Figure 2. Powder x-ray diffractograms of microparticles prepared from (a) LMP, (b) HMP, (c) ALMP. The concentration of pectin was 0.5% w/w (a)
Figure 3. Dissolution profiles of indomethacin from microparticles (with glutaraldehyde) prepared from different types of pectin; (a) 0.5% w/w pectin (at ratio 1:10), and (b) 0.75% w/w pectin (at ratio 1:15). The dissolution profiles of microparticles obtained from emulsion-solvent evaporation method were carried out in phosphate buffer pH 7.4 (Fig. 3). The amount of drug dissolution from microparticles prepared from different types of pectin could be ranked as ALMP>HMP>LMP when
Advanced Materials Research Vol. 506
using 0.5% w/w pectin while the drug dissolution of microparticles using 0.75% w/w of various pectin classified as LMP>HMP>ALMP. It is observed that the drug dissolution from microparticles prepared from various pectins was slower than the indomethacin powder.
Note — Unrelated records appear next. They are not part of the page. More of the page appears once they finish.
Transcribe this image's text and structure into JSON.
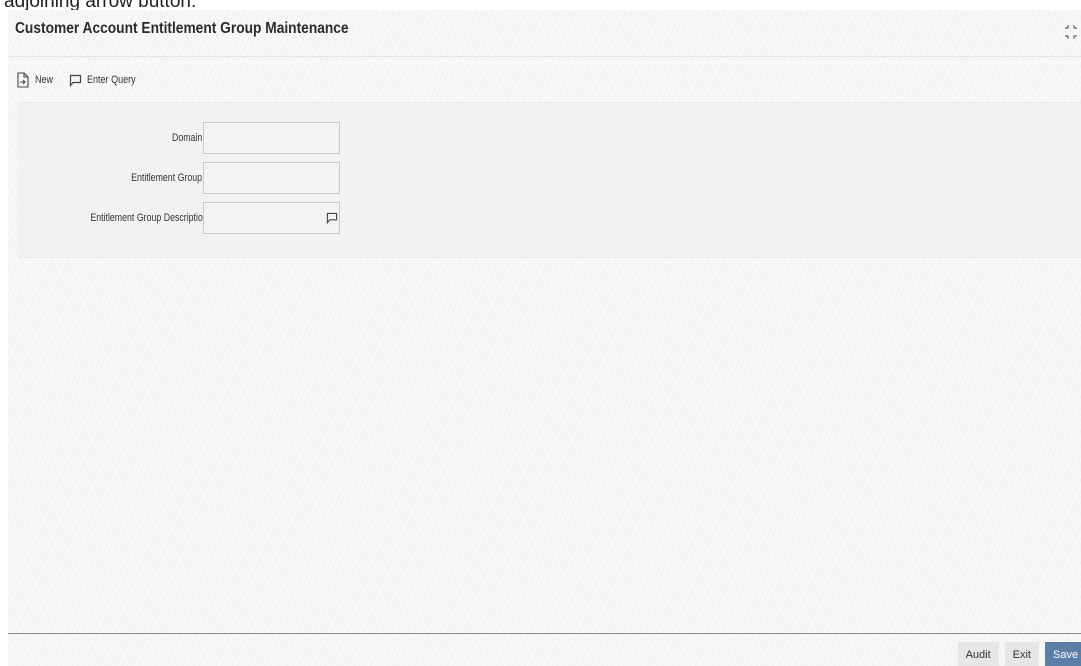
{
  "caption": {
    "text": "adjoining arrow button."
  },
  "window": {
    "title": "Customer Account Entitlement Group Maintenance",
    "resize_icon": "collapse-arrows-icon"
  },
  "toolbar": {
    "new_label": "New",
    "new_icon": "new-document-icon",
    "enter_query_label": "Enter Query",
    "enter_query_icon": "speech-bubble-icon"
  },
  "form": {
    "fields": [
      {
        "label": "Domain",
        "required": "*",
        "value": "",
        "placeholder": ""
      },
      {
        "label": "Entitlement Group",
        "required": "*",
        "value": "",
        "placeholder": ""
      },
      {
        "label": "Entitlement Group Description",
        "required": "",
        "value": "",
        "placeholder": "",
        "icon": "speech-bubble-icon"
      }
    ]
  },
  "footer": {
    "audit_label": "Audit",
    "exit_label": "Exit",
    "save_label": "Save"
  },
  "colors": {
    "required_marker": "#d03030",
    "primary_button": "#5a7ea6"
  }
}
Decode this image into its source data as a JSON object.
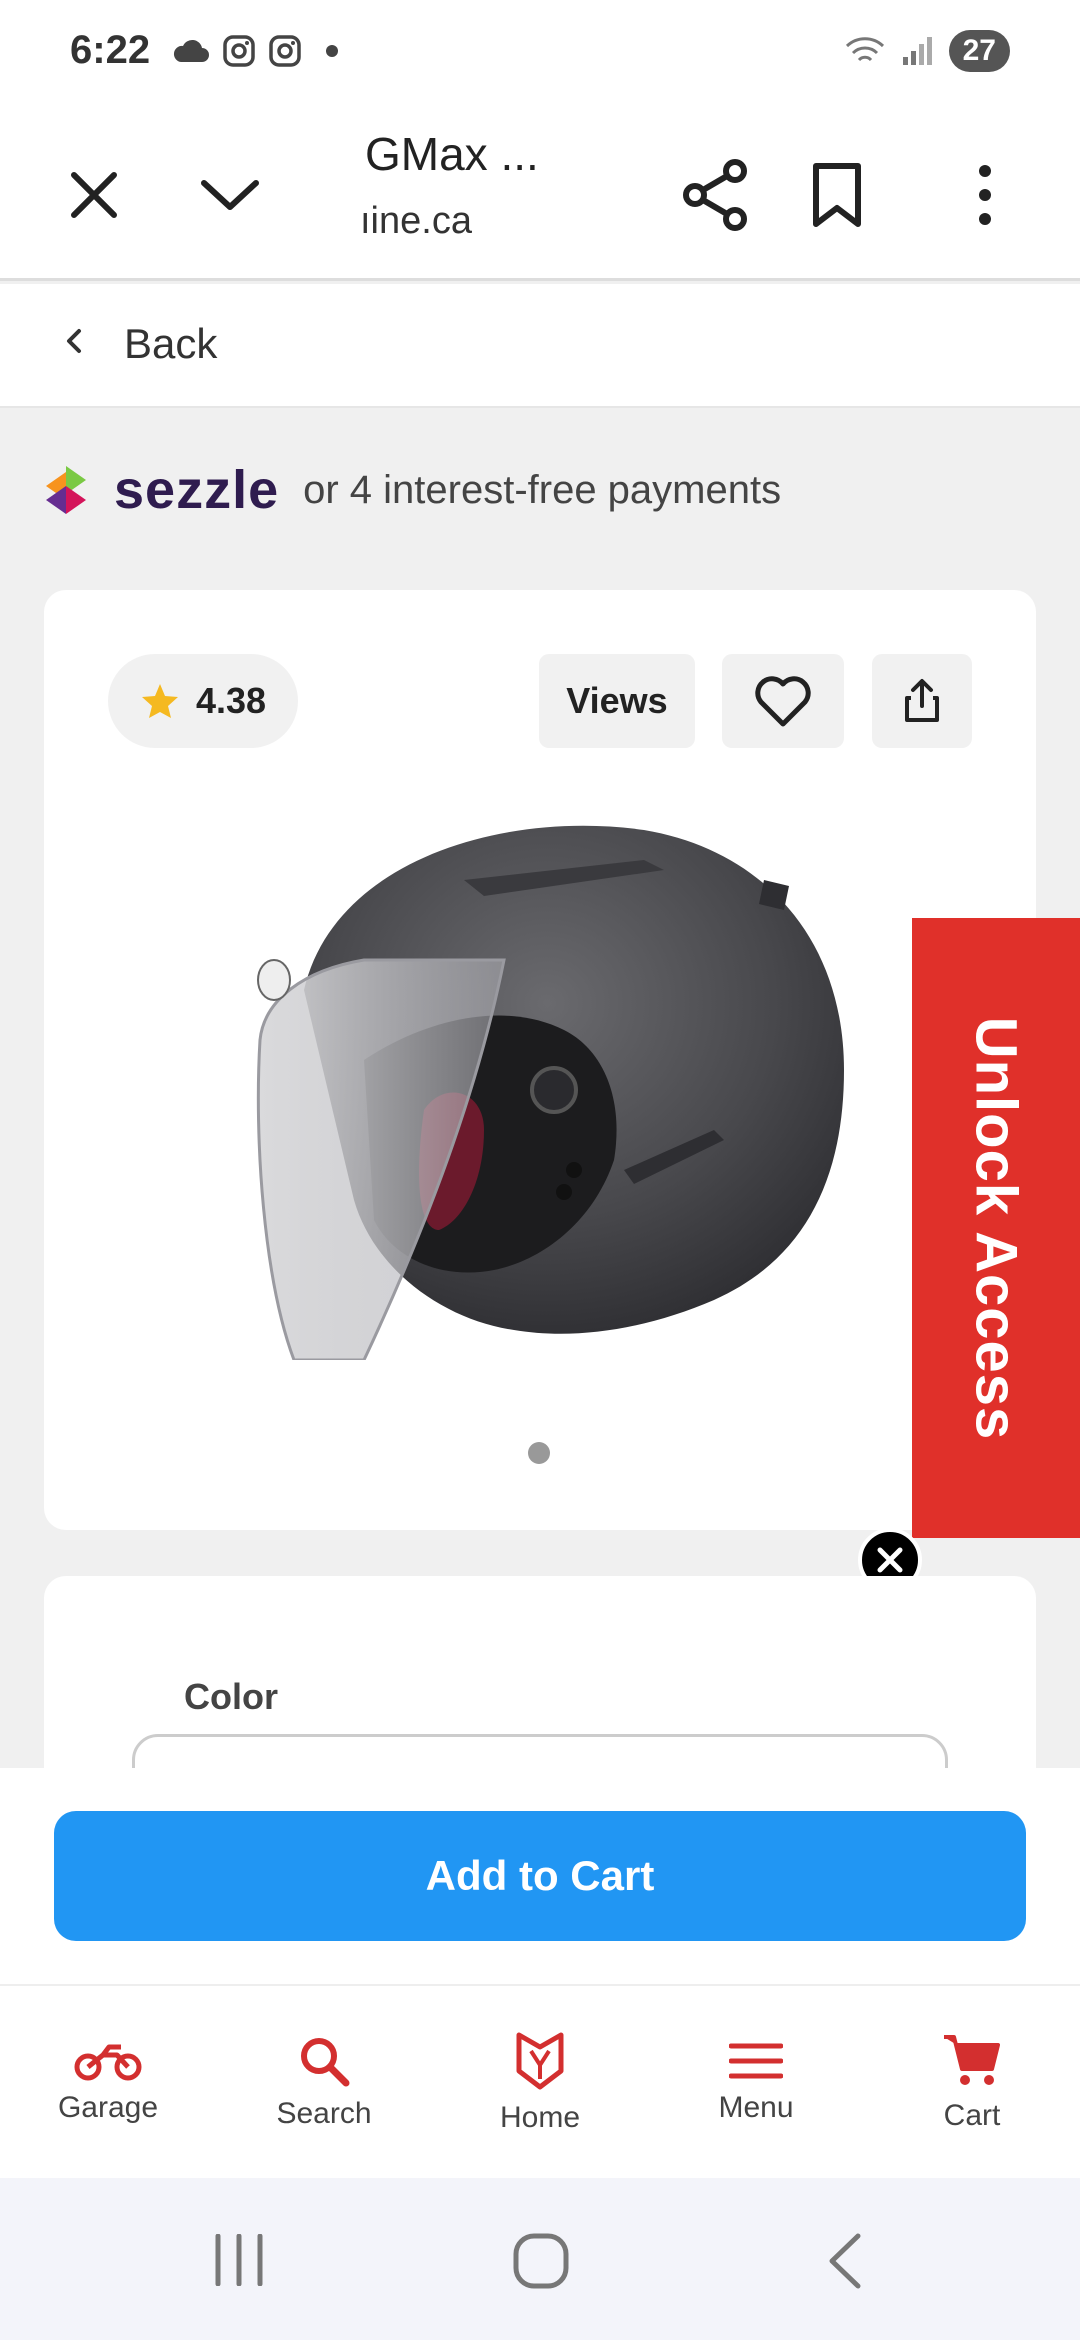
{
  "status_bar": {
    "time": "6:22",
    "battery": "27"
  },
  "tab_header": {
    "title": "GMax ...",
    "url": "ıine.ca"
  },
  "back": {
    "label": "Back"
  },
  "sezzle": {
    "brand": "sezzle",
    "text": "or 4 interest-free payments"
  },
  "product": {
    "rating": "4.38",
    "views_label": "Views",
    "image_count": 1,
    "image_index": 1
  },
  "unlock": {
    "label": "Unlock Access"
  },
  "options": {
    "color_label": "Color"
  },
  "cart": {
    "add_label": "Add to Cart"
  },
  "bottom_nav": {
    "items": [
      {
        "label": "Garage",
        "icon": "motorcycle-icon"
      },
      {
        "label": "Search",
        "icon": "search-icon"
      },
      {
        "label": "Home",
        "icon": "home-logo-icon"
      },
      {
        "label": "Menu",
        "icon": "menu-icon"
      },
      {
        "label": "Cart",
        "icon": "cart-icon"
      }
    ]
  },
  "colors": {
    "accent_red": "#e0302a",
    "add_to_cart_blue": "#2196f3",
    "nav_icon_red": "#d32f2f",
    "star": "#f5b921"
  }
}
This is probably due to the impact of glutaraldehyde, a cross-linking agent, which hardened the microparticles and consequently slowed the drug dissolution. Fig. 4 shows the dissolution profiles of indomethacin from microparticles prepared from ALMP with and without glutaraldehyde. The drug dissolution from microparticles without glutaraldehyde was considerably faster than those with glutaraldehyde and indomethacin powder alone when using 0.5% w/w pectin while drug dissolution from microparticles using 0.75% w/w pectin, without glutaraldehyde, was faster than those with glutaraldehyde but slower than indomethacin powder. The higher drug dissolution from the microparticles without glutaraldehyde might be resulted from the formation of an amorphous solid dispersion. Addition of glutaraldehyde, however, resulted in slower drug dissolution, compared to the formulations without glutaraldehyde or drug alone. (b)
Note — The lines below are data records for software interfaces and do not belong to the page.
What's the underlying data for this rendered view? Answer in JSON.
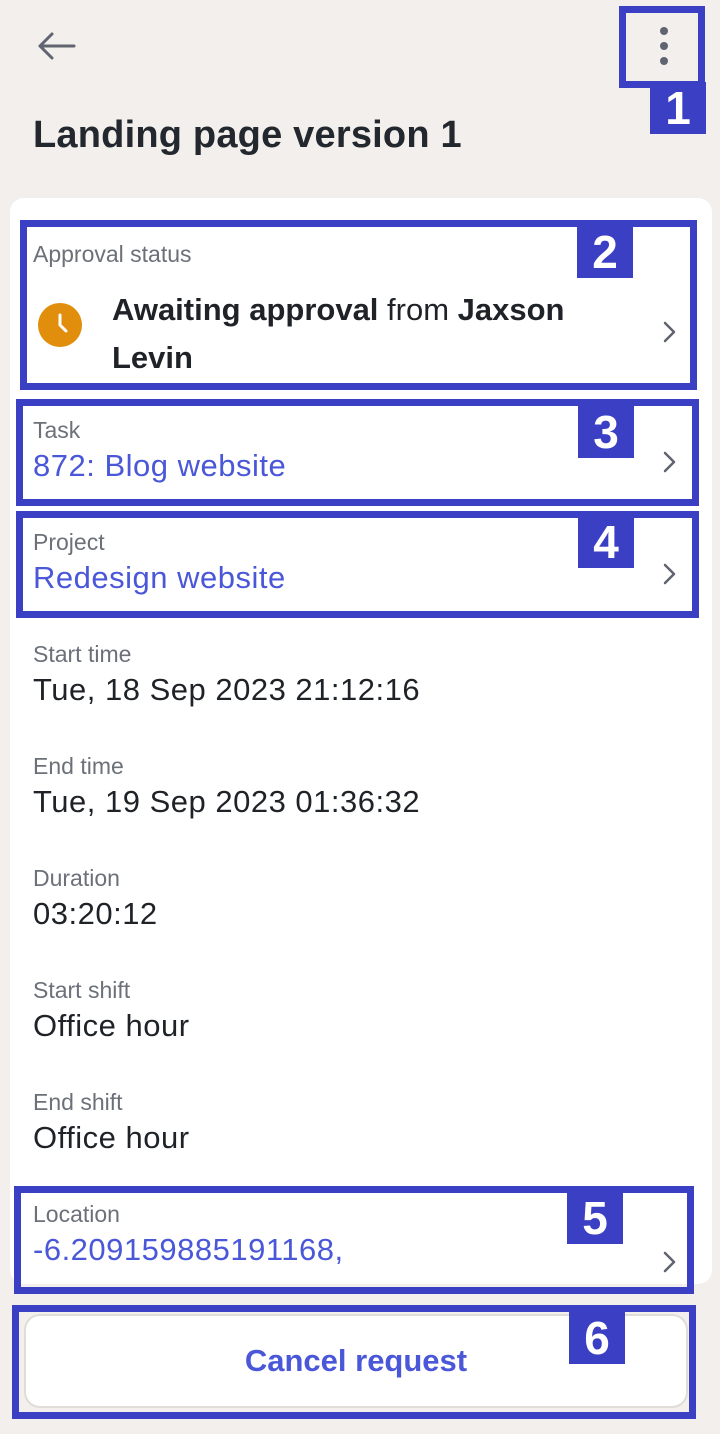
{
  "header": {
    "title": "Landing page version 1",
    "back_icon": "arrow-left-icon",
    "more_icon": "more-vertical-icon"
  },
  "approval": {
    "label": "Approval status",
    "status_bold": "Awaiting approval",
    "from_word": " from ",
    "approver": "Jaxson Levin",
    "icon": "clock-icon",
    "icon_color": "#e08e0b"
  },
  "task": {
    "label": "Task",
    "value": "872: Blog website"
  },
  "project": {
    "label": "Project",
    "value": "Redesign website"
  },
  "details": {
    "start_time_label": "Start time",
    "start_time": "Tue, 18 Sep 2023 21:12:16",
    "end_time_label": "End time",
    "end_time": "Tue, 19 Sep 2023 01:36:32",
    "duration_label": "Duration",
    "duration": "03:20:12",
    "start_shift_label": "Start shift",
    "start_shift": "Office hour",
    "end_shift_label": "End shift",
    "end_shift": "Office hour"
  },
  "location": {
    "label": "Location",
    "value": "-6.209159885191168,"
  },
  "actions": {
    "cancel_label": "Cancel request"
  },
  "markers": [
    "1",
    "2",
    "3",
    "4",
    "5",
    "6"
  ],
  "colors": {
    "accent": "#4a57d8",
    "marker": "#3b3fc4",
    "background": "#f2efec"
  }
}
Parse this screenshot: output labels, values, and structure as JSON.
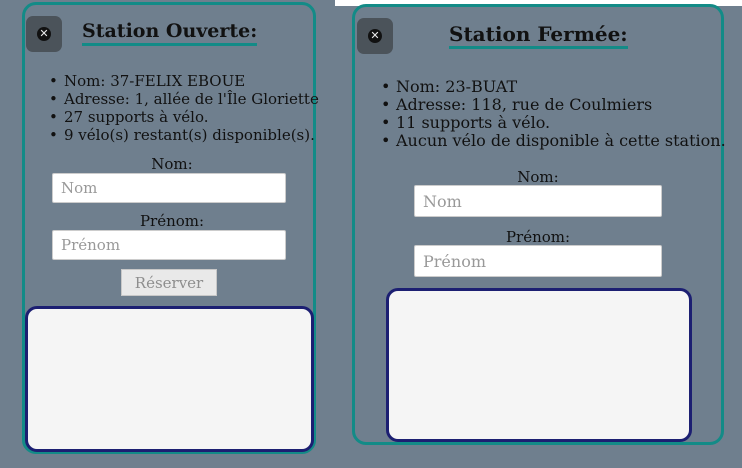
{
  "panels": [
    {
      "title": "Station Ouverte:",
      "close_icon": "close-circle-icon",
      "info": [
        "Nom: 37-FELIX EBOUE",
        "Adresse: 1, allée de l'Île Gloriette",
        "27 supports à vélo.",
        "9 vélo(s) restant(s) disponible(s)."
      ],
      "nom_label": "Nom:",
      "nom_placeholder": "Nom",
      "prenom_label": "Prénom:",
      "prenom_placeholder": "Prénom",
      "reserve_label": "Réserver"
    },
    {
      "title": "Station Fermée:",
      "close_icon": "close-circle-icon",
      "info": [
        "Nom: 23-BUAT",
        "Adresse: 118, rue de Coulmiers",
        "11 supports à vélo.",
        "Aucun vélo de disponible à cette station."
      ],
      "nom_label": "Nom:",
      "nom_placeholder": "Nom",
      "prenom_label": "Prénom:",
      "prenom_placeholder": "Prénom"
    }
  ],
  "colors": {
    "background": "#6f7f8e",
    "panel_border": "#138b87",
    "canvas_border": "#1c1f72",
    "canvas_fill": "#f5f5f5"
  }
}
Figure 4. Dissolution profiles of indomethacin from microparticles prepared from ALMP with and without glutaraldehyde; (a) 0.5% w/w pectin (at ratio 1:10), and (b) 0.75% w/w pectin (at ratio 1:15). Conclusions Indomethacin could be encapsulated in the microparticles prepared by using pectin as a wall component. Higher molecular weight of pectin caused a larger in size of microparticles than the lower one. Powder x-ray diffractograms showed that the drug in microparticles was in an amorphous form while the physical mixture still showed the crystalline state of drug. Drug dissolution from the microparticles containing indomethacin and pectin was increased. Addition of glutaraldehyde, however, resulted in slower drug dissolution, compared to the formulations without glutaraldehyde. Acknowledgment The authors thank the Thailand Research Fund and Office of Small and Medium Enterprises Promotion, Thailand, for the financial support (grant number IUG5080020). References    
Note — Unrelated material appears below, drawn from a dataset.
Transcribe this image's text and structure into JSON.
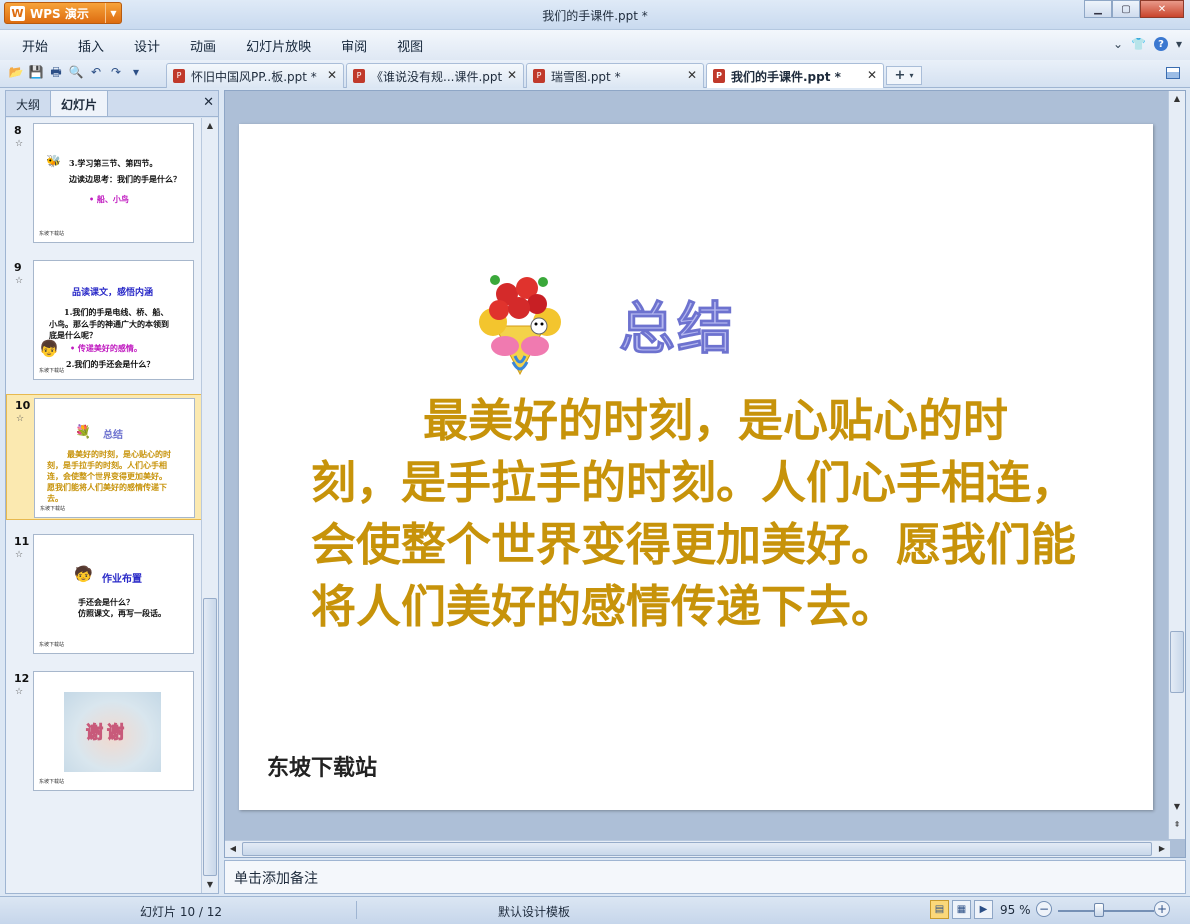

G.G. Liversidge, K.C. Cundy: Int J Pharm, Vol.125(1995), p.91. P. Sriamornsak: Silpakorn U Int J, Vol.3(2003), p.206. P. Sriamornsak: Expert Opin Drug Del, Vol.8(2011), p.1009. K. Burapapadh, M. Kumpugdee-Vollrath, D. Chantasart, P. Sriamornsak: Carbohydr Polym, Vol.82(2010), p.385.